Speaking of outrageous ingredients, Chokhi Dhani claims to serve London’s first Indian take of foie gras and pumpkin. With the otherwise classic Laal Maas, however, a lavish ingredient afforded the dish’s shortcoming. While the rich sauce flecked with red Mathania chillies was fine, rump of lamb was used instead of traditional (bone-in) mutton. Yes, the lamb’s rump appears more appealing, but prospers from fast-cooking, as is the case with steak. Instead, the slow-cooked lamb becomes dry, without bones or enough collagen to retain moisture. The sauce was, as a result, less rich than typical, without the succour of fat to bleed into the rich tomato base. The sauce was a fair dampener for the matcha green tea mint paratha, however, tasting far less absurd than it would seemed: delicious, even.
Far better was a colony of tiger prawns from the Tandoor oven. Two pawns the size of forearms, like helpless lobsters, were served in the shell and expertly spiced – powerful, but without overpowering the delicate flesh. The cooking of the prawns was also superlative, slightly protected from the Tandoor’s ferocious heat by their cloaks of armour; the completed heads demanding to be unattractively slurped with gusto. These were simply served with a fistful of gently pickled, slightly sweet radishes acting as a revitalising palate cleanser.

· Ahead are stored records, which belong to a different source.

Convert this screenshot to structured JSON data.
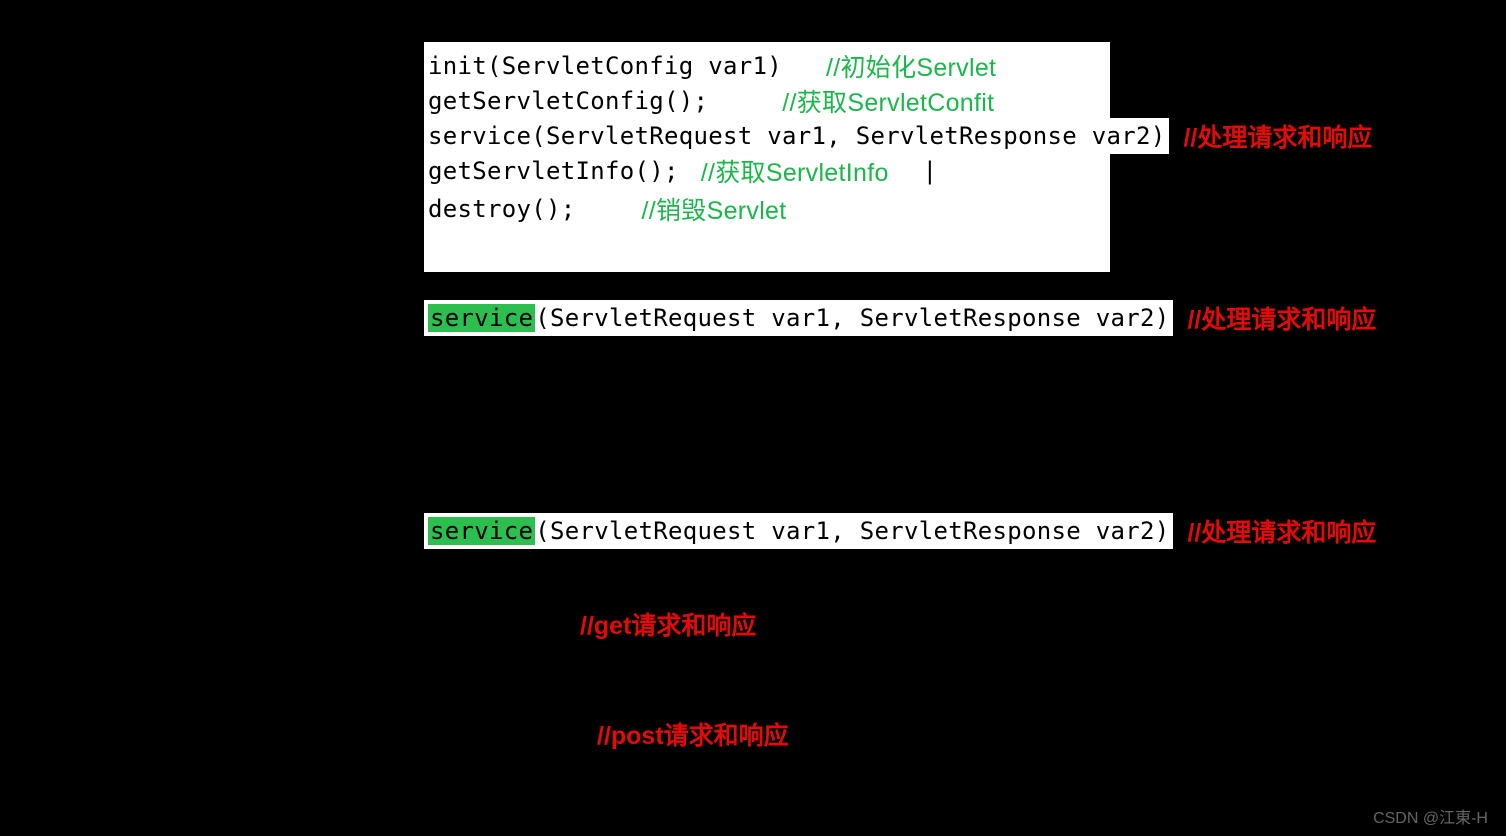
{
  "rows": {
    "r1": {
      "code": "init(ServletConfig var1)",
      "ann": "//初始化Servlet"
    },
    "r2": {
      "code": "getServletConfig();",
      "ann": "//获取ServletConfit"
    },
    "r3": {
      "code": "service(ServletRequest var1, ServletResponse var2)",
      "ann": "//处理请求和响应"
    },
    "r4": {
      "pre": "getServletInfo();",
      "ann": "//获取ServletInfo",
      "post": "|"
    },
    "r5": {
      "code": "destroy();",
      "ann": "//销毁Servlet"
    },
    "r6": {
      "service_hi": "service",
      "service_rest": "(ServletRequest var1, ServletResponse var2)",
      "ann": "//处理请求和响应"
    },
    "r7": {
      "service_hi": "service",
      "service_rest": "(ServletRequest var1, ServletResponse var2)",
      "ann": "//处理请求和响应"
    },
    "r8": {
      "ann": "//get请求和响应"
    },
    "r9": {
      "ann": "//post请求和响应"
    }
  },
  "watermark": "CSDN @江東-H"
}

A few years ago, an old fried subjected me to a dessert consisting of vermicelli relentlessly boiled in milk and sugar, eventually adapting the texture of a gargantuan blister. I’ve still not forgiven him. The thought of the dish keeps me awake at night, and I’ve since been terrified of enduring a remotely similar experience.
“Which dessert contains the least amount of dairy?” I asked. The waitress instantly suggested the panna cotta, or ‘cooked cream’, in English. Although the name itself suggests otherwise, this was not the ruinous dairy overdose I’d expected. Instead, the panna cotta was elegant – well set, delicately spiked with some subtle notes of cardamom and served on a bed of lurid green lime curd and topped with a shard of dark caramel.
With a charming setting and generally promising menu, Chokhi Dhani is a promising introduction to the soon to be burgeoning ‘diplomatic quarter’. Another strong addition to London’s amass of high-end Indian restaurants.
Chokhi Dhani London can be found at Riverlight Quay, 2 Nine Elms Lane, London, SW11 8AW.